== REQUIRED ACTION ==
For each line below with the word "Information", write out a copy.

────────────────

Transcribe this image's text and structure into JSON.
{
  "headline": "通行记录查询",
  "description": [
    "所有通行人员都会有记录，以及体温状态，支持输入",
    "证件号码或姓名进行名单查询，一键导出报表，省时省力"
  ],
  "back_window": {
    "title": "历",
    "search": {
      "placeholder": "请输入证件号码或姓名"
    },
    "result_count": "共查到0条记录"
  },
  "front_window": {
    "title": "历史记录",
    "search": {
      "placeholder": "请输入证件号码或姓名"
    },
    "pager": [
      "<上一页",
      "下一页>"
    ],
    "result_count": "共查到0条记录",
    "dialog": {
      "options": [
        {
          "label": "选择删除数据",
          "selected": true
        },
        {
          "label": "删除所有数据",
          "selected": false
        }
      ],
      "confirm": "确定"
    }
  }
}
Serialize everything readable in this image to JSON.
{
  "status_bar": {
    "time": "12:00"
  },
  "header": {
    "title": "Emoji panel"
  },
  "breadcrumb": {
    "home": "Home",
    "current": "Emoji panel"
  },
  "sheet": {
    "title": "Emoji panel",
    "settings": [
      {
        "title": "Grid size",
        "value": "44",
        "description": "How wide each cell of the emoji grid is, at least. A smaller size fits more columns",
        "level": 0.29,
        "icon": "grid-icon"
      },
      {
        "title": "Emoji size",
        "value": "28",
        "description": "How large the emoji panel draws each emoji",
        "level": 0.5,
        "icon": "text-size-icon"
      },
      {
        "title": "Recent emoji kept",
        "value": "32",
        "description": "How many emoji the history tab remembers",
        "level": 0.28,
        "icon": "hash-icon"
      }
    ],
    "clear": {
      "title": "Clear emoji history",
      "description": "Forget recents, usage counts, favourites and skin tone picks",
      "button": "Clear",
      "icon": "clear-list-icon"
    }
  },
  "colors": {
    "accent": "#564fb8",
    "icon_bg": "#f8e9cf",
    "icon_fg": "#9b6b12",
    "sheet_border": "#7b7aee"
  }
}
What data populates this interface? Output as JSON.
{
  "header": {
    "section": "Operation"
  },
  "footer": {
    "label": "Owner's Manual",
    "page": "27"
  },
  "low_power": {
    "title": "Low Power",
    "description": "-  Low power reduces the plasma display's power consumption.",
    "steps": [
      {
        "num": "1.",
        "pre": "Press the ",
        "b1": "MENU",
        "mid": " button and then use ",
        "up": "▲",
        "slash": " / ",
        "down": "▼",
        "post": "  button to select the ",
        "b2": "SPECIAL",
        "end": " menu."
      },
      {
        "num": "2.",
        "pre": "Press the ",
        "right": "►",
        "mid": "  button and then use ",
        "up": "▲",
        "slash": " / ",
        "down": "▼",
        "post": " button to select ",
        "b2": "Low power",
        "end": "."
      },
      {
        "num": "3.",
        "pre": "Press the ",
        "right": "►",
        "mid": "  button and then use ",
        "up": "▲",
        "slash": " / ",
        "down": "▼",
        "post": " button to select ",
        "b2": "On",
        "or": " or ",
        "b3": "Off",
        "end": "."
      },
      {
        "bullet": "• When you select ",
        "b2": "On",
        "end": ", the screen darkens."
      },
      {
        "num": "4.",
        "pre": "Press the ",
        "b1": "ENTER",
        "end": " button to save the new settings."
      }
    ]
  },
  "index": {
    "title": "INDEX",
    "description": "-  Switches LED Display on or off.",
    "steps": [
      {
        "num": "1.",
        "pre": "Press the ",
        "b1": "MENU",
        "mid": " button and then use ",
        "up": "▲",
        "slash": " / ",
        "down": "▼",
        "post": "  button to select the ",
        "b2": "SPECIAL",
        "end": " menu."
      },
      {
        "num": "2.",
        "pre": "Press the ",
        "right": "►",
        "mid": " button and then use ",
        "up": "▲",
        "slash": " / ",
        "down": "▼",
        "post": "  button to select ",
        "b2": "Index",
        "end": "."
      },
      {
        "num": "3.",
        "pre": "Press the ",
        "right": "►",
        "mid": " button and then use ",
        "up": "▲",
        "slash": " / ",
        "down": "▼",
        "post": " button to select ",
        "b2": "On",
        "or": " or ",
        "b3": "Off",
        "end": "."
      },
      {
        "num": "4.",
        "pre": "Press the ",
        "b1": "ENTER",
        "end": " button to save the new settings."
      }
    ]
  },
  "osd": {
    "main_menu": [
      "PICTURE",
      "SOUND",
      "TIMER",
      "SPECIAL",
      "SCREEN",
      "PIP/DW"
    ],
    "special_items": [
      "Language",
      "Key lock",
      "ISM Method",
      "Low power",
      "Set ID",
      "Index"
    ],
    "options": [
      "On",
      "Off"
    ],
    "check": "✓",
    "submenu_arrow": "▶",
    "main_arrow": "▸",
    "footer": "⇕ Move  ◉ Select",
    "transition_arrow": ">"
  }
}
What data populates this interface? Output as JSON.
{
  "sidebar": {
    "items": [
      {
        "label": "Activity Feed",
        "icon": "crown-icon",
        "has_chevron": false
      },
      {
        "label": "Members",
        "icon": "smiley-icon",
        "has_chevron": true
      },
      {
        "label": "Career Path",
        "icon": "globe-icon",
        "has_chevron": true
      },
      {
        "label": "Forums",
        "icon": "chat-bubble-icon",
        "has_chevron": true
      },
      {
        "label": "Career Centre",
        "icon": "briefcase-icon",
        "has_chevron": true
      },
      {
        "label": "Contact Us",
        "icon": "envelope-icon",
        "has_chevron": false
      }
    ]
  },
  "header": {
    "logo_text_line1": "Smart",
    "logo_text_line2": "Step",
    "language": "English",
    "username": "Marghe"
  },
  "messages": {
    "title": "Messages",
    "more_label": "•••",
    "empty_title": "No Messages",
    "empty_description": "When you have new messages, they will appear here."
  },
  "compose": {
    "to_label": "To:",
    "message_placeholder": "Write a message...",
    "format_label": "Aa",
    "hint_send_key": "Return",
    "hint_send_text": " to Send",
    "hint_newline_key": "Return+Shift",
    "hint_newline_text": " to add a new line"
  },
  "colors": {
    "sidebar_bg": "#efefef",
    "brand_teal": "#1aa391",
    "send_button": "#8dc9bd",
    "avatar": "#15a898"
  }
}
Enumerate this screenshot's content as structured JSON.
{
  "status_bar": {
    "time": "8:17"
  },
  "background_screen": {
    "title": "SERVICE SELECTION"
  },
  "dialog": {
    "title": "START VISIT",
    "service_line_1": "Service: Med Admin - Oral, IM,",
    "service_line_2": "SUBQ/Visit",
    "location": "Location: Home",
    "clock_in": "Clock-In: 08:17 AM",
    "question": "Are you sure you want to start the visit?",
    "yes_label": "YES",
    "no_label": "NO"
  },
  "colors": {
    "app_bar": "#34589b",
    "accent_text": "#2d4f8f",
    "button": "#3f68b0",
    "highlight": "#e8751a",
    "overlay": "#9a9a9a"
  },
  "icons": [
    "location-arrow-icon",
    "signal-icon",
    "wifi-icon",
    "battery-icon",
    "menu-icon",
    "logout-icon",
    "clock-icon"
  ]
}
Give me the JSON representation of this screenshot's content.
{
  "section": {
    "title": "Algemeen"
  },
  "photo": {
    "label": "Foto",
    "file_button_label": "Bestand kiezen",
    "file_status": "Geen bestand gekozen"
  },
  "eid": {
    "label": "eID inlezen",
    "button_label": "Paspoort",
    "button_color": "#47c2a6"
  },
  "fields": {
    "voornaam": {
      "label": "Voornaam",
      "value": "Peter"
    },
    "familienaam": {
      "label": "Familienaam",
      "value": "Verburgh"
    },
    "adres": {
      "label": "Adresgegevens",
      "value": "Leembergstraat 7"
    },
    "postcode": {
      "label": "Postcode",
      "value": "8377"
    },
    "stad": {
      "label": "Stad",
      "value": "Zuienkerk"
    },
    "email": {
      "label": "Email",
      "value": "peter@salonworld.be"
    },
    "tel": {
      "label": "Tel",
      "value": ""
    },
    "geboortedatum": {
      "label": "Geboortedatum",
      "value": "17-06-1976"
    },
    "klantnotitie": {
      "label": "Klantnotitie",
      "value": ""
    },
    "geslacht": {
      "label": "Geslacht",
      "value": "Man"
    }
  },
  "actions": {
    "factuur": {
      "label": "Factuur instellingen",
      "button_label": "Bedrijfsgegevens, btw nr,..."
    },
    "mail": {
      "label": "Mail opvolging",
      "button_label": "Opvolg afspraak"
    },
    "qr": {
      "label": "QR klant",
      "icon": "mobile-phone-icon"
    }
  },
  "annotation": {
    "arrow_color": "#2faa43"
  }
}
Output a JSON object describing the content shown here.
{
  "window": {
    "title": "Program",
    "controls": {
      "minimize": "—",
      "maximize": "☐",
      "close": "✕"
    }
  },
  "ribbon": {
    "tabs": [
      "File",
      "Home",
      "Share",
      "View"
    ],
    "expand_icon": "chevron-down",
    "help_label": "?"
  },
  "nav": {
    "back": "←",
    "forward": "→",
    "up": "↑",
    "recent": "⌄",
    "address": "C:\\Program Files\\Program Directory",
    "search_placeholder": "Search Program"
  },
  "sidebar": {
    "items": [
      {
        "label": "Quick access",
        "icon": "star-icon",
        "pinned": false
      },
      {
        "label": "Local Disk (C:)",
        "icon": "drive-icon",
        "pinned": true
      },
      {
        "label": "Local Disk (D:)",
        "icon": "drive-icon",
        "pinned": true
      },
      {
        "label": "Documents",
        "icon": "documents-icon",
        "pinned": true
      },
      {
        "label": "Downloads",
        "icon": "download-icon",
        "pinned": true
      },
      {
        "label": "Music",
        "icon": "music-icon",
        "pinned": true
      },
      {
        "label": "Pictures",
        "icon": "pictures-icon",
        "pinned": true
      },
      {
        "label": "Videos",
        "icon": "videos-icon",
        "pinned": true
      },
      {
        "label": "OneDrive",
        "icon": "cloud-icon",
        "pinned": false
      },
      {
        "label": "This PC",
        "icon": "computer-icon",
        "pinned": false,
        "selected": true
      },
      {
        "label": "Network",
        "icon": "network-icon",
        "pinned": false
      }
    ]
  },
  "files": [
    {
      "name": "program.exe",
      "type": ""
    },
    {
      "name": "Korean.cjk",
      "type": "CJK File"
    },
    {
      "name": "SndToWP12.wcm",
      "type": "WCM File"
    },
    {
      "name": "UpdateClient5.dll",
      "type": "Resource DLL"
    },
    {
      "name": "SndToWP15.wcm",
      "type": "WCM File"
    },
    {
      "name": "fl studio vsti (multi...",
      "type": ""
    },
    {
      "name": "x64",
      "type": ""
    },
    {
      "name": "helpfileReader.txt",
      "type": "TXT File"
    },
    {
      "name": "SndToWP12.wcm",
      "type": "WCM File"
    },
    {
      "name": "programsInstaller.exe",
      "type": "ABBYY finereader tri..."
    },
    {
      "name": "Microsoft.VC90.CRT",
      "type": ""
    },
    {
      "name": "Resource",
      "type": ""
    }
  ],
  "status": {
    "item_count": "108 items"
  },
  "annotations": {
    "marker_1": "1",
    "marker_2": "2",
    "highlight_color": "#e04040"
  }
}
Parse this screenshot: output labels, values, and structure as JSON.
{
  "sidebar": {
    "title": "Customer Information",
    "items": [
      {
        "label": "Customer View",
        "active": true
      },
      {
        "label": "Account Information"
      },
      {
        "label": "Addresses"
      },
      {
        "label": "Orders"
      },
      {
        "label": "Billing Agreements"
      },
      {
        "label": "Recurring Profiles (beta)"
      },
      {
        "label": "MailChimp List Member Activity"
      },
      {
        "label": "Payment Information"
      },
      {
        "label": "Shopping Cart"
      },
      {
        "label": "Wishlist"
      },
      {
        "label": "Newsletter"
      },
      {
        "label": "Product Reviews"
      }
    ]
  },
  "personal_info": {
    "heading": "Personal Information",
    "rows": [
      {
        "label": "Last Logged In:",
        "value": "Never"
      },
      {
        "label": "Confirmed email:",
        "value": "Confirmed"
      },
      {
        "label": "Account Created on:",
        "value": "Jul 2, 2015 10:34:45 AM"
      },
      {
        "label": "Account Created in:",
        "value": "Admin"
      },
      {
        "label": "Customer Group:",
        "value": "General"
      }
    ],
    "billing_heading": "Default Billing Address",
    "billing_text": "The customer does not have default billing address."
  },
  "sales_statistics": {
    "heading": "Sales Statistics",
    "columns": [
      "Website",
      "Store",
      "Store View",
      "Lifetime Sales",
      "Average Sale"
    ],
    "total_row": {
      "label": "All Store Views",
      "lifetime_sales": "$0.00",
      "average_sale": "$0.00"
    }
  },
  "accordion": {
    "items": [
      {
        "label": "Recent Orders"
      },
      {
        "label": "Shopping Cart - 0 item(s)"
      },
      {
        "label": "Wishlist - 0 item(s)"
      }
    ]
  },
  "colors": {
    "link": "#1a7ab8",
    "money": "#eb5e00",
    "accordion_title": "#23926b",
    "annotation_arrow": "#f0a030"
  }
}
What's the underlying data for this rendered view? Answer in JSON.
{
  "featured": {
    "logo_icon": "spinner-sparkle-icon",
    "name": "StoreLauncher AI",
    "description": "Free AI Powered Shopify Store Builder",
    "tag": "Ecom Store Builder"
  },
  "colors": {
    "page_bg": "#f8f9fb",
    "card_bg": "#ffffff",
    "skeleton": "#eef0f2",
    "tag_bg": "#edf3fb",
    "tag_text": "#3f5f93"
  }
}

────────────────

== YOUR RESPONSE ==
    "title": "Customer Information",
        "label": "Account Information"
        "label": "Payment Information"
    "heading": "Personal Information",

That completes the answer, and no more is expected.